Required: Experience working in a research setting OR with issues of women’s health, HIV/AIDS, STDs, pregnancy or parenting, reproductive health, sex education, sex and gender issues, behavioral health interventions or mental health. Excellent with Windows-based word processing, internet, and various computer programs. Able to work independently, as a team member, and under direct supervision. Excellent organizational skills. Able to work with confidential materials. Good writing skills. Detail oriented. Willing to travel occasionally.

Preferred: Bachelor’s degree in Women/Gender Studies, African American or Ethnic Studies, Public Health, Psychology, Sociology, Anthropology, or a related field. Familiarity with Endnote, MS Access, MS Excel, or SPSS AND with Medline, PsycInfo, or PubMed. Experience with web design or graphic design. Ability to interact comfortably with research and clinical staff. Good verbal skills.

Availability: POSITION TO START FULL TIME NO LATER THAN APRIL 1, 2013.

To Apply: Send resume to Jessica Lewis at Jessica.Lewis@Yale.edu.

Getting through “The Daily Grind” – Zanya Harriott’s Uncommon Knowledge Project

How do the material, cultural, intellectual, and social contributions of African Americans shape your day to day life?

This is a question that Zanya Harriott ’14 is asking members of the Haverford community to consider in her week-long project, “Uncommon Knowledge” in which students, faculty, and staff have been invited to make the attempt to live their day-to-day lives without crucial inventions by black people; you can follow the project by going to the OMA Facebook page, which you can get to from the button on www.haverford.edu/deans/oma

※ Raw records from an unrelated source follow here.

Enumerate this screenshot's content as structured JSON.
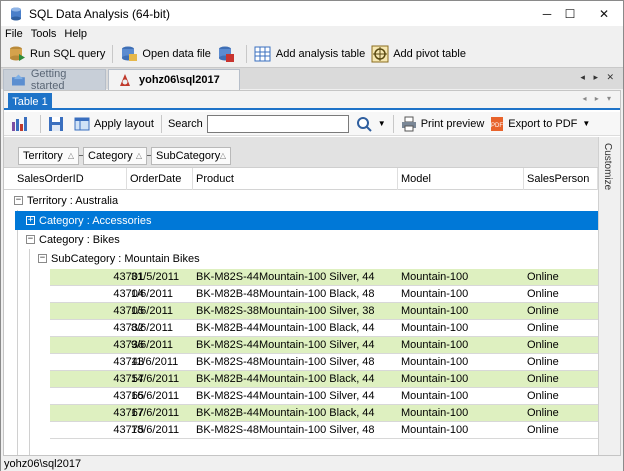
{
  "window": {
    "title": "SQL Data Analysis (64-bit)",
    "minimize": "─",
    "maximize": "☐",
    "close": "✕"
  },
  "menu": [
    "File",
    "Tools",
    "Help"
  ],
  "toolbar": {
    "run_sql": "Run SQL query",
    "open_data": "Open data file",
    "add_analysis": "Add analysis table",
    "add_pivot": "Add pivot table"
  },
  "doc_tabs": {
    "getting_started": "Getting started",
    "active": "yohz06\\sql2017",
    "nav": "◂ ▸ ✕"
  },
  "inner": {
    "tab": "Table 1",
    "nav": "◂ ▸ ▾",
    "apply_layout": "Apply layout",
    "search_label": "Search",
    "search_value": "",
    "print_preview": "Print preview",
    "export_pdf": "Export to PDF",
    "customize": "Customize"
  },
  "group_chips": [
    "Territory",
    "Category",
    "SubCategory"
  ],
  "columns": [
    "SalesOrderID",
    "OrderDate",
    "Product",
    "Model",
    "SalesPerson"
  ],
  "groups": {
    "territory": "Territory : Australia",
    "accessories": "Category : Accessories",
    "bikes": "Category : Bikes",
    "subcat": "SubCategory : Mountain Bikes"
  },
  "rows": [
    {
      "id": "43701",
      "date": "31/5/2011",
      "product": "BK-M82S-44Mountain-100 Silver, 44",
      "model": "Mountain-100",
      "sp": "Online"
    },
    {
      "id": "43704",
      "date": "1/6/2011",
      "product": "BK-M82B-48Mountain-100 Black, 48",
      "model": "Mountain-100",
      "sp": "Online"
    },
    {
      "id": "43705",
      "date": "1/6/2011",
      "product": "BK-M82S-38Mountain-100 Silver, 38",
      "model": "Mountain-100",
      "sp": "Online"
    },
    {
      "id": "43732",
      "date": "8/6/2011",
      "product": "BK-M82B-44Mountain-100 Black, 44",
      "model": "Mountain-100",
      "sp": "Online"
    },
    {
      "id": "43736",
      "date": "9/6/2011",
      "product": "BK-M82S-44Mountain-100 Silver, 44",
      "model": "Mountain-100",
      "sp": "Online"
    },
    {
      "id": "43743",
      "date": "11/6/2011",
      "product": "BK-M82S-48Mountain-100 Silver, 48",
      "model": "Mountain-100",
      "sp": "Online"
    },
    {
      "id": "43757",
      "date": "14/6/2011",
      "product": "BK-M82B-44Mountain-100 Black, 44",
      "model": "Mountain-100",
      "sp": "Online"
    },
    {
      "id": "43765",
      "date": "16/6/2011",
      "product": "BK-M82S-44Mountain-100 Silver, 44",
      "model": "Mountain-100",
      "sp": "Online"
    },
    {
      "id": "43767",
      "date": "17/6/2011",
      "product": "BK-M82B-44Mountain-100 Black, 44",
      "model": "Mountain-100",
      "sp": "Online"
    },
    {
      "id": "43775",
      "date": "18/6/2011",
      "product": "BK-M82S-48Mountain-100 Silver, 48",
      "model": "Mountain-100",
      "sp": "Online"
    }
  ],
  "status": "yohz06\\sql2017",
  "colors": {
    "accent": "#1e73c8",
    "row_alt": "#def0c0",
    "selected": "#0078d7"
  }
}
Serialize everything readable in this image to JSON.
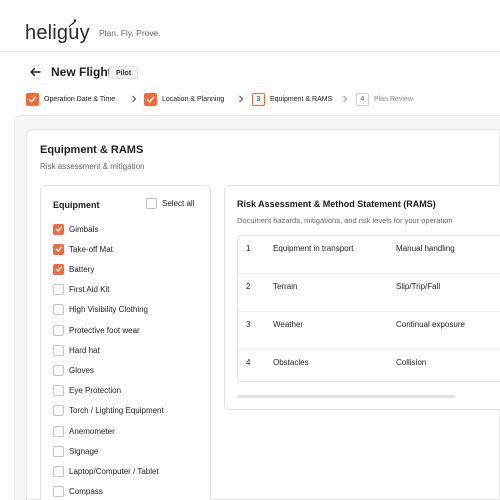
{
  "brand": {
    "name": "heliguy",
    "tagline": "Plan. Fly. Prove."
  },
  "header": {
    "title": "New Flight",
    "badge": "Pilot"
  },
  "steps": [
    {
      "number": "1",
      "label": "Operation Date & Time",
      "status": "done"
    },
    {
      "number": "2",
      "label": "Location & Planning",
      "status": "done"
    },
    {
      "number": "3",
      "label": "Equipment & RAMS",
      "status": "current"
    },
    {
      "number": "4",
      "label": "Plan Review",
      "status": "todo"
    }
  ],
  "section": {
    "title": "Equipment & RAMS",
    "subtitle": "Risk assessment & mitigation"
  },
  "equipment": {
    "title": "Equipment",
    "select_all_label": "Select all",
    "items": [
      {
        "label": "Gimbals",
        "checked": true
      },
      {
        "label": "Take-off Mat",
        "checked": true
      },
      {
        "label": "Battery",
        "checked": true
      },
      {
        "label": "First Aid Kit",
        "checked": false
      },
      {
        "label": "High Visibility Clothing",
        "checked": false
      },
      {
        "label": "Protective foot wear",
        "checked": false
      },
      {
        "label": "Hard hat",
        "checked": false
      },
      {
        "label": "Gloves",
        "checked": false
      },
      {
        "label": "Eye Protection",
        "checked": false
      },
      {
        "label": "Torch / Lighting Equipment",
        "checked": false
      },
      {
        "label": "Anemometer",
        "checked": false
      },
      {
        "label": "Signage",
        "checked": false
      },
      {
        "label": "Laptop/Computer / Tablet",
        "checked": false
      },
      {
        "label": "Compass",
        "checked": false
      }
    ]
  },
  "rams": {
    "title": "Risk Assessment & Method Statement (RAMS)",
    "subtitle": "Document hazards, mitigations, and risk levels for your operation",
    "rows": [
      {
        "num": "1",
        "hazard": "Equipment in transport",
        "risk": "Manual handling"
      },
      {
        "num": "2",
        "hazard": "Terrain",
        "risk": "Slip/Trip/Fall"
      },
      {
        "num": "3",
        "hazard": "Weather",
        "risk": "Continual exposure"
      },
      {
        "num": "4",
        "hazard": "Obstacles",
        "risk": "Collision"
      }
    ]
  },
  "colors": {
    "accent": "#f26b3a",
    "background": "#f6f6f4"
  }
}
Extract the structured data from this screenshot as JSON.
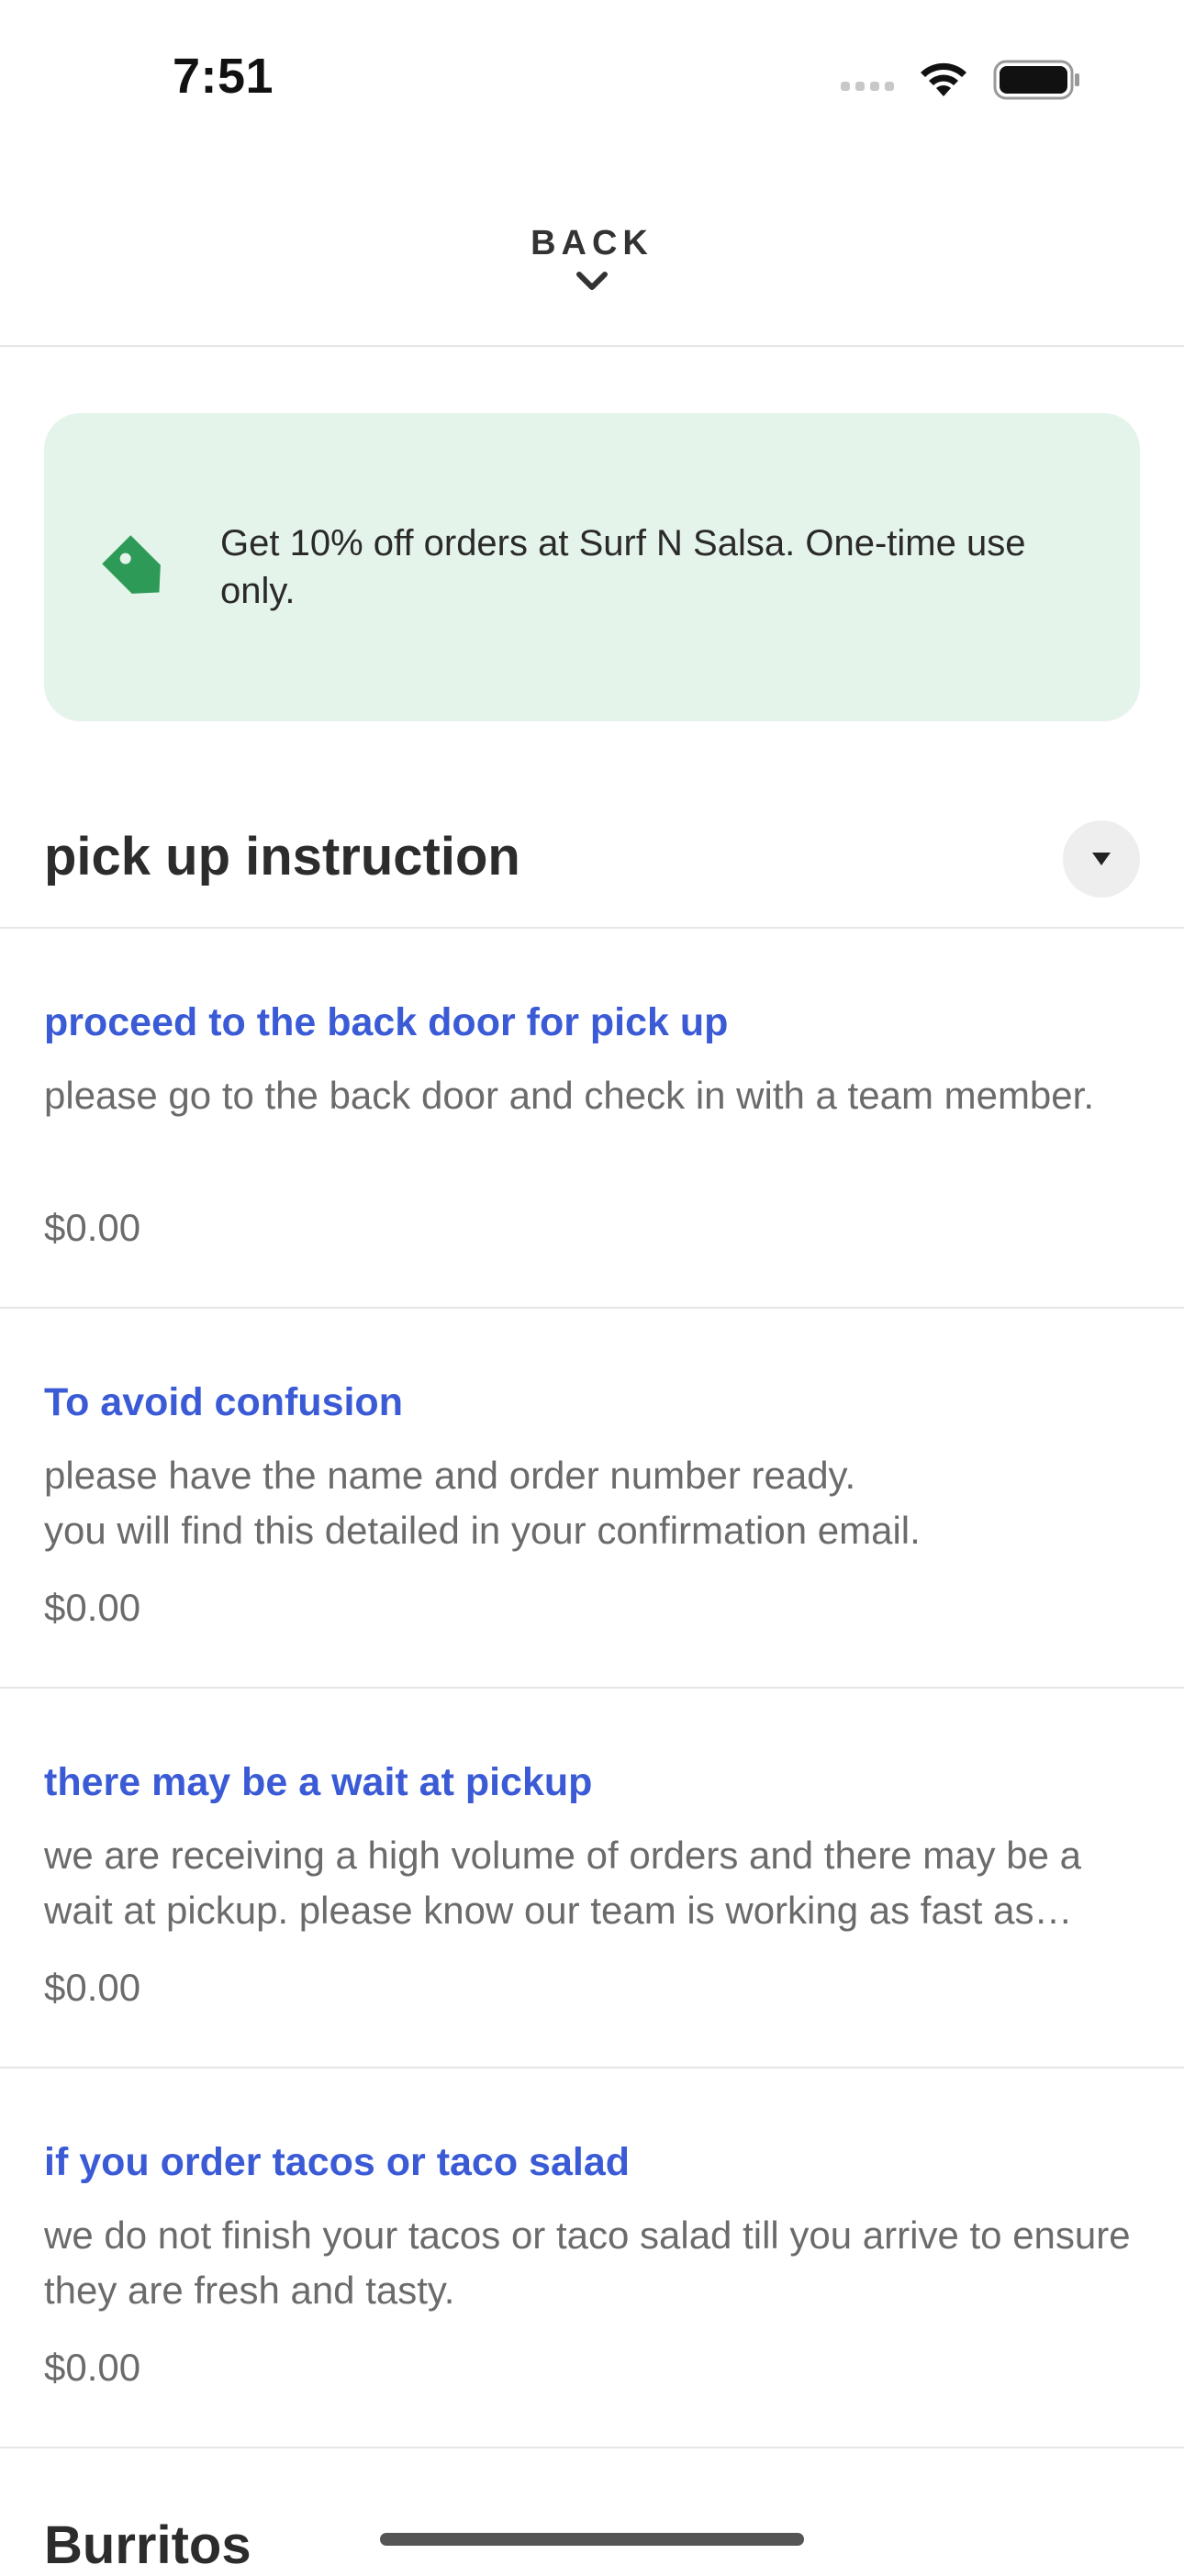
{
  "status_bar": {
    "time": "7:51"
  },
  "header": {
    "back_label": "BACK",
    "icon": "chevron-down-icon"
  },
  "promo": {
    "icon": "tag-icon",
    "text": "Get 10% off orders at Surf N Salsa. One-time use only.",
    "accent_color": "#2e9a57",
    "background_color": "#e5f4ea"
  },
  "section": {
    "title": "pick up instruction",
    "toggle_icon": "caret-down-icon"
  },
  "items": [
    {
      "title": "proceed to the back door for pick up",
      "description": "please go to the back door and check in with a team member.",
      "price": "$0.00"
    },
    {
      "title": "To avoid confusion",
      "description": "please have the name and order number ready.\nyou will find this detailed in your confirmation email.",
      "price": "$0.00"
    },
    {
      "title": "there may be a wait at pickup",
      "description": "we are receiving a high volume of orders and there may be a wait at pickup. please know our team is working as fast as…",
      "price": "$0.00"
    },
    {
      "title": "if you order tacos or taco salad",
      "description": "we do not finish your tacos or taco salad till you arrive to ensure they are fresh and tasty.",
      "price": "$0.00"
    }
  ],
  "next_section": {
    "title": "Burritos"
  },
  "colors": {
    "link_blue": "#3b5bd6",
    "muted_text": "#6b6b6b",
    "divider": "#e6e6e6"
  }
}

Zanya is offering nightly video updates on the challenges for the next day, along with histories of inventors such as Alice H. Parker, (whose patent # 1,325,905 is illustrated on the right) who in 1919 invented a heater with a mechanism that regulated the flow of heat to different rooms in a building (my household tried to do without this but when the interior hit 57 degrees, key constituencies staged a successful revolt).

For today, the theme is “The Daily Grind” — what are those common items that are ubiquitous and part of the fabric of our everyday lives?